Zaky Means Delicious - 5204 N Clark St - (773) 506-0191
Erickson's Delicatessen - 5250 N Clark St - (773) 561-5634
Svea - 5236 N Clark St - (773) 275-7738
Wikstrom's Gourmet Foods - 5217 N Clark St - (773) 275-6100
Andersonville Living Arts Center - 5412 N Clark St - (773) 769-4792
Andersonville Bike Week
Andersonville Midsommarfest - 5200 N Clark St - (773) 665-4682
Andersonville Arts Weekend - 5300 N Clark St - (773) 728-2995
St. Lucia Festival of Lights
St. Morten Gos Day
City Olive - 5408 N Clark St - (773) 878-5408
Edgewater Produce- 5515 N Clark St - (773) 275-3800
Jewel-Osco - 5516 North Clark Street - (773) 728-7730
Wikstrom's Gourmet Foods - 5247 N Clark St - (773) 275-6100
Edgewater Historical Society Museum - 5358 N Ashland Ave - (773) 506-4849
Swedish American Association Museum - 5211 N Clark St - (773) 728-8111
Gordono Pharmacy - 5501 N Clark St - (773) 561-3671
Jewel-Osco - 5516 North Clark Street - (773) 728-7730
Post Office (Uptown)
US Post Office - 4850 N Broadway - (773) 561-5210
Alamo Shoes - 5321 N Clark St - (773) 784-8936
The Brown Elephant - 5404 N Clark St - (773) 271-9382
Cas Hardware Store - 5305 N Clark St - (773) 334-5943
Cassona - 5241 N Clark St - (773) 506-7882
Ericsson Jewelers - 5304 N Clark St - (773) 275-2010
His Stuff - 5314 N Clark St - (773) 989-9111
Las Manos Gallery - 5220 N Clark St - (773) 728-8910
Marrakech Treasures - 5416 N Clark St - (773) 271-2930
Musicians Network - 5505 N Clark St - (773) 728-2929
Paper Trail - 5309 N Clark St - (773) 275-2191
Presence - 5216 N Clark St - (773) 989-4420
The Red Balloon Co - 5407 N Clark St - (773) 989-8500
Sabrina Gift Shop - 5202 N Clark St - (773) 275-6291

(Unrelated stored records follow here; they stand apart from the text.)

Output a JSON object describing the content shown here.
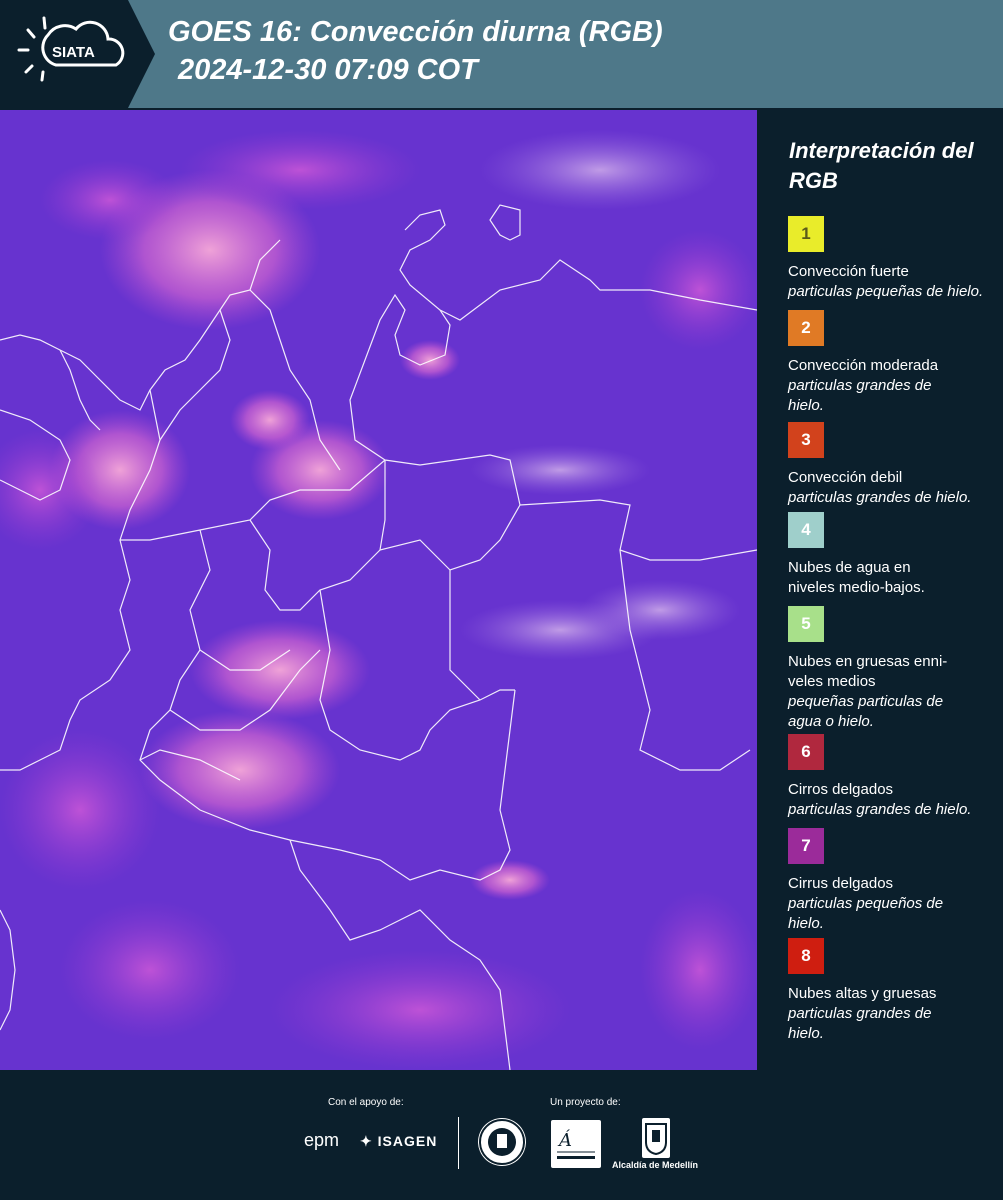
{
  "header": {
    "logo_text": "SIATA",
    "title_line1": "GOES 16: Convección diurna (RGB)",
    "title_line2": "2024-12-30 07:09 COT"
  },
  "map": {
    "image_type": "satellite-rgb-composite",
    "colors": {
      "background": "#5a2fc8",
      "cloud_pink": "#e07ad8",
      "cloud_magenta": "#c84fd0",
      "border_lines": "#ffffff"
    }
  },
  "legend": {
    "title": "Interpretación del RGB",
    "items": [
      {
        "number": "1",
        "color": "#e9ec2a",
        "text_color": "#5a5a1a",
        "name": "Convección fuerte",
        "desc": "particulas pequeñas de hielo."
      },
      {
        "number": "2",
        "color": "#e07a25",
        "text_color": "#ffffff",
        "name": "Convección moderada",
        "desc": "particulas grandes de hielo."
      },
      {
        "number": "3",
        "color": "#d2421c",
        "text_color": "#ffffff",
        "name": "Convección debil",
        "desc": "particulas grandes de hielo."
      },
      {
        "number": "4",
        "color": "#9fcfcb",
        "text_color": "#ffffff",
        "name": "Nubes de agua en niveles medio-bajos.",
        "desc": ""
      },
      {
        "number": "5",
        "color": "#a8e08a",
        "text_color": "#ffffff",
        "name": "Nubes en gruesas enni-veles medios",
        "desc": "pequeñas particulas de agua o hielo."
      },
      {
        "number": "6",
        "color": "#b0283e",
        "text_color": "#ffffff",
        "name": "Cirros delgados",
        "desc": "particulas grandes de hielo."
      },
      {
        "number": "7",
        "color": "#9b2b9a",
        "text_color": "#ffffff",
        "name": "Cirrus delgados",
        "desc": "particulas pequeños de hielo."
      },
      {
        "number": "8",
        "color": "#cf1e10",
        "text_color": "#ffffff",
        "name": "Nubes altas y gruesas",
        "desc": "particulas grandes de hielo."
      }
    ]
  },
  "footer": {
    "support_label": "Con el apoyo de:",
    "project_label": "Un proyecto de:",
    "sponsor1": "epm",
    "sponsor2": "ISAGEN",
    "partner_area": "Área Metropolitana Valle de Aburrá",
    "partner_alcaldia": "Alcaldía de Medellín"
  }
}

Scout - 5221 N Clark St - (773) 275-5700
Studio 90 - 5239 N Clark St - (773) 878-0097
The White Attic - 5225 N Clark St - (773) 907-9800
Women & Children First - 5233 N Clark St - (773) 769-9299
Chicago City Theatre - 1511 W Berwyn Ave - (773) 293-0900
Chicago Filmmakers - 5243 N Clark St - (773) 293-1447
Kidworks Touring Theatre Co - 5215 N Ravenswood Ave - (773) 883-9932
Quest Theatre Ensemble - 1609 W Gregory St - (312) 458-0895
Chicago Transit Authority - (888) 968-7282
As one of the many diverse Chicago neighborhoods, Andersonville offers homeowners a wide range of residential properties. Andersonville homes include lofts, condos and townhomes, to name a few. In addition to Chicago real estate, you can get detailed neighborhood information from our comprehensive online Chicago neighborhoods guide. With features like dining, shopping, entertainment, and resources, we've done all the leg work already to make your home search that much easier. Now, when a listing in Andersonville catches your eye, you can read all about the surrounding area and what it has to offer, all without leaving your computer.